Locate all lines in the data below that hold "text" and show them.

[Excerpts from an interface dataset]
== Segment start ==

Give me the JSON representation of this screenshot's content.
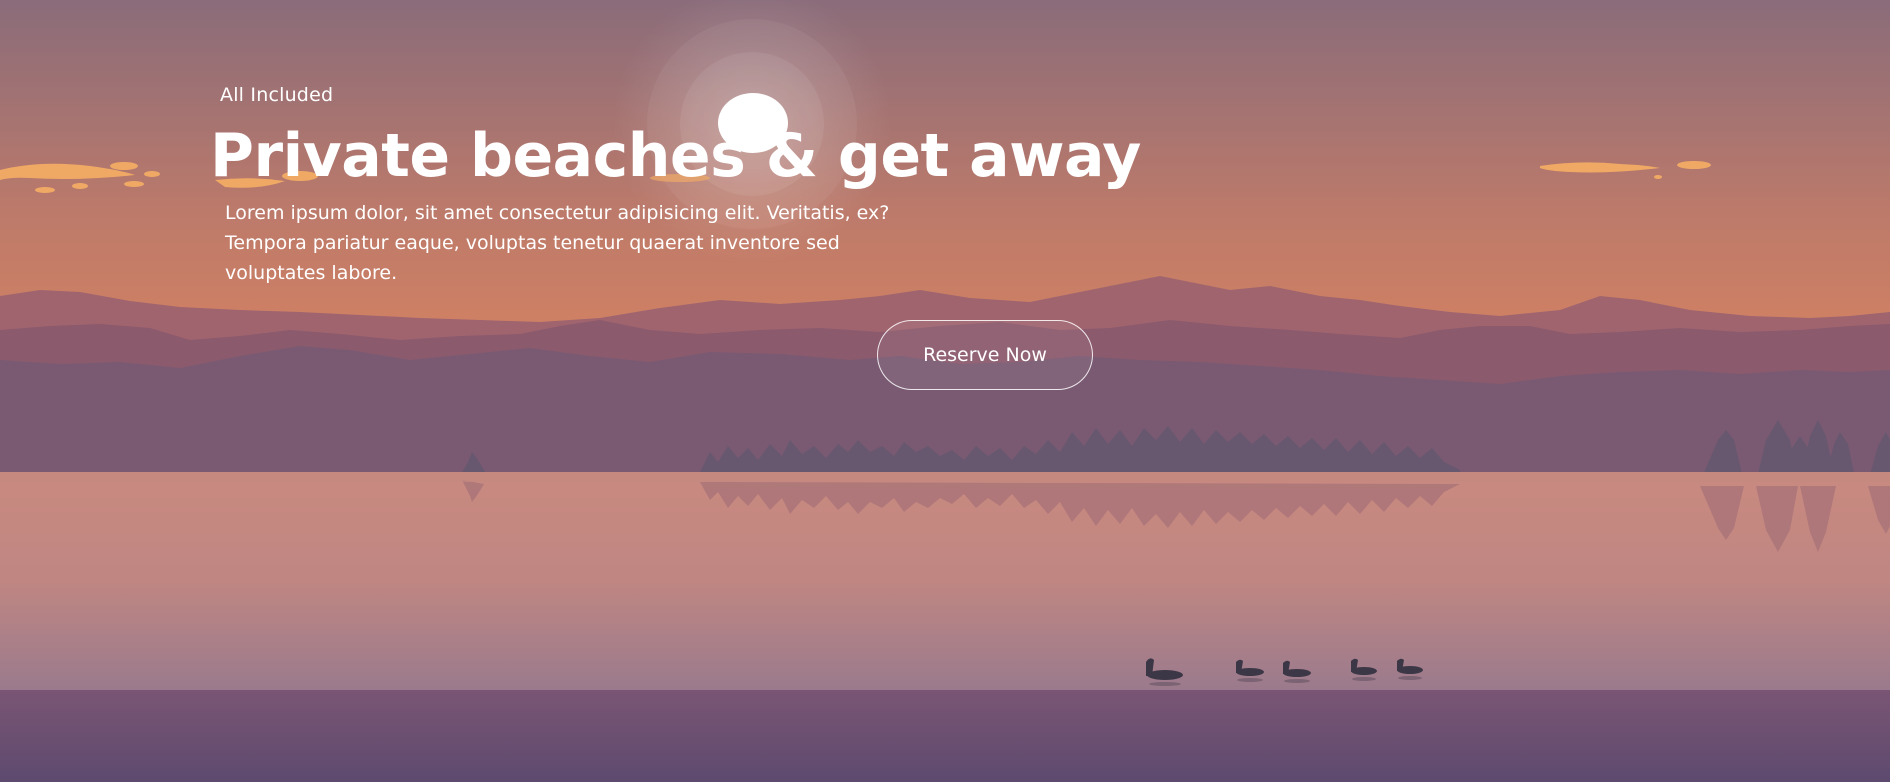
{
  "hero": {
    "eyebrow": "All Included",
    "title": "Private beaches & get away",
    "body": "Lorem ipsum dolor, sit amet consectetur adipisicing elit. Veritatis, ex? Tempora pariatur eaque, voluptas tenetur quaerat inventore sed voluptates labore.",
    "cta_label": "Reserve Now"
  },
  "colors": {
    "sky_top": "#8a6c7a",
    "sky_bottom": "#e7895d",
    "sun": "#ffffff",
    "cloud": "#f0a965",
    "mountain_far": "#a0646f",
    "mountain_mid": "#8c5a6d",
    "mountain_near": "#7a5a72",
    "treeline": "#675870",
    "lake_top": "#c88a80",
    "lake_bottom": "#9c7a8c",
    "shore_top": "#7a5574",
    "shore_bottom": "#5c4a6e",
    "duck": "#3c3746"
  }
}
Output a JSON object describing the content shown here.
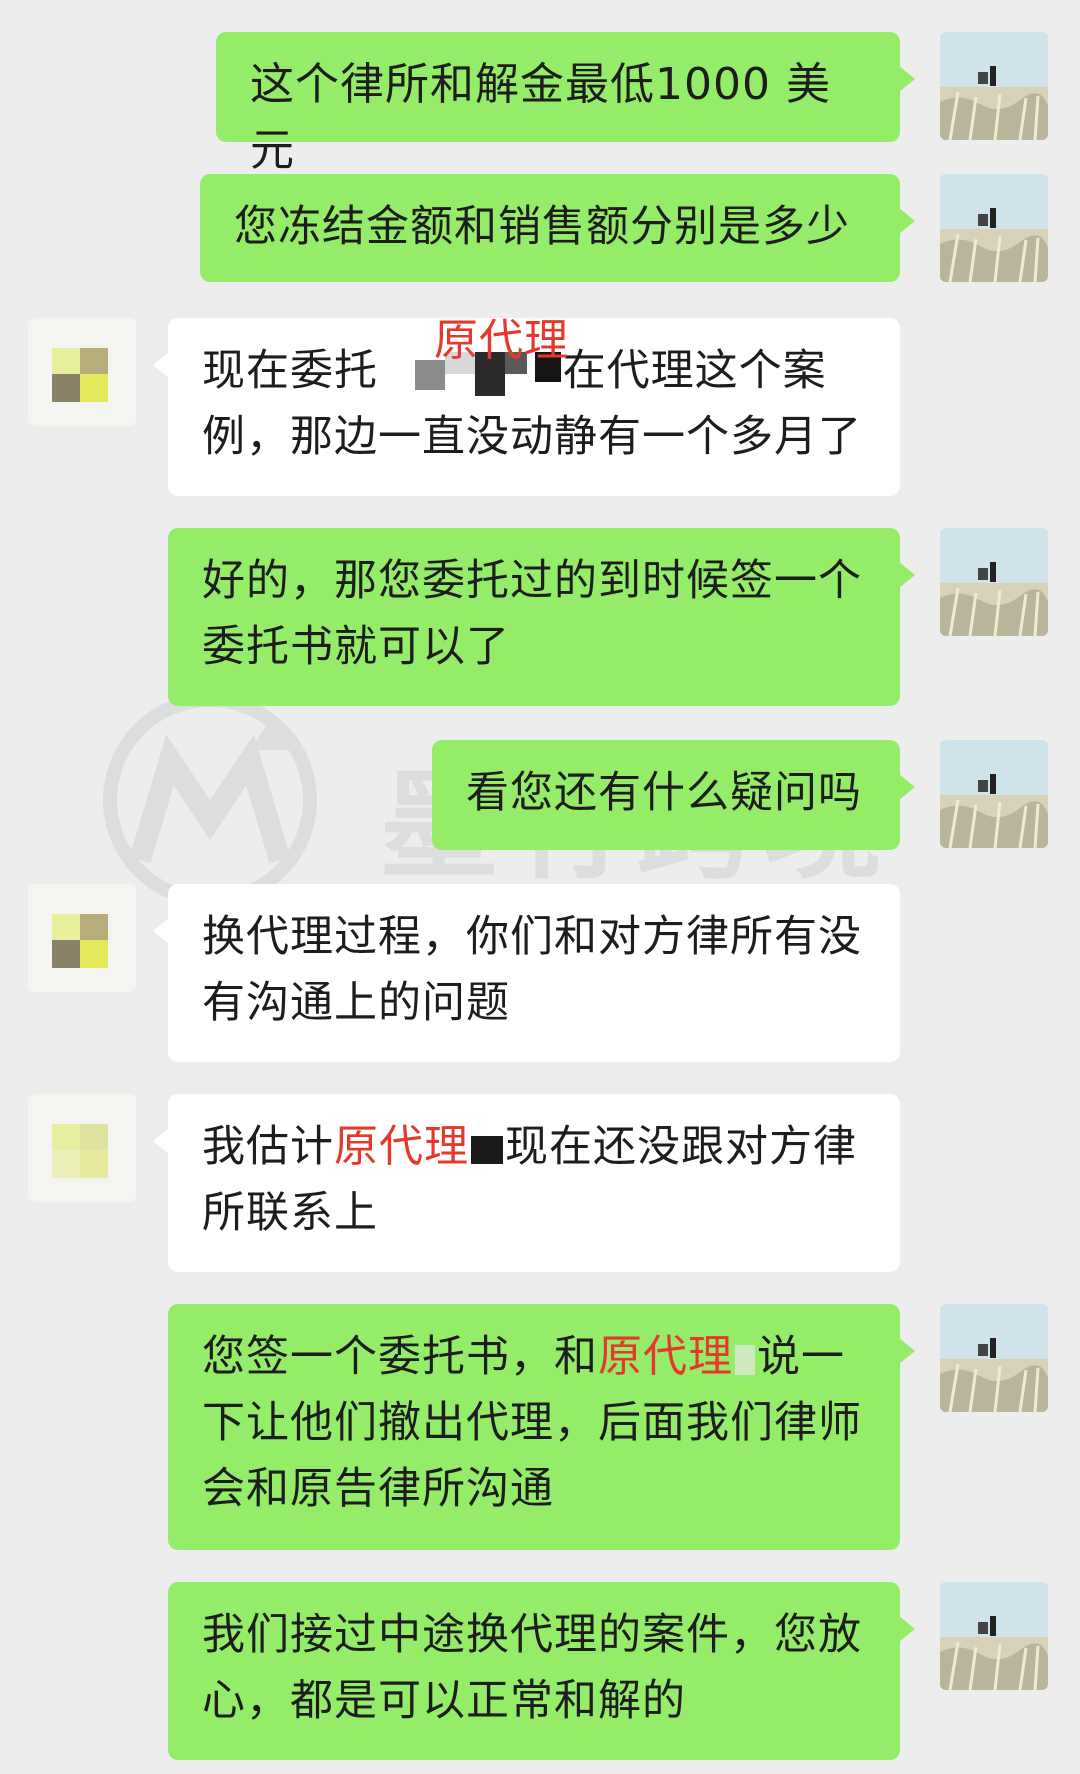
{
  "messages": [
    {
      "side": "right",
      "text": "这个律所和解金最低1000 美元"
    },
    {
      "side": "right",
      "text": "您冻结金额和销售额分别是多少"
    },
    {
      "side": "left",
      "line1_before": "现在委托",
      "label": "原代理",
      "line1_after": "在代理这个案",
      "line2": "例，那边一直没动静有一个多月了"
    },
    {
      "side": "right",
      "line1": "好的，那您委托过的到时候签一个",
      "line2": "委托书就可以了"
    },
    {
      "side": "right",
      "text": "看您还有什么疑问吗"
    },
    {
      "side": "left",
      "line1": "换代理过程，你们和对方律所有没",
      "line2": "有沟通上的问题"
    },
    {
      "side": "left",
      "line1_before": "我估计",
      "label": "原代理",
      "line1_after": "现在还没跟对方律",
      "line2": "所联系上"
    },
    {
      "side": "right",
      "line1_before": "您签一个委托书，和",
      "label": "原代理",
      "line1_after": "说一",
      "line2": "下让他们撤出代理，后面我们律师",
      "line3": "会和原告律所沟通"
    },
    {
      "side": "right",
      "line1": "我们接过中途换代理的案件，您放",
      "line2": "心，都是可以正常和解的"
    }
  ],
  "colors": {
    "sent_bubble": "#95ec69",
    "received_bubble": "#ffffff",
    "background": "#ededed",
    "annotation_red": "#e5392b"
  },
  "watermark": {
    "text": "墨竹跨境"
  },
  "icons": {
    "self_avatar": "landscape-photo-avatar",
    "contact_avatar": "pixelated-avatar"
  }
}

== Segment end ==

**Solution to this exercise:**
      "text": "这个律所和解金最低1000 美元"
      "text": "您冻结金额和销售额分别是多少"
      "text": "看您还有什么疑问吗"
    "text": "墨竹跨境"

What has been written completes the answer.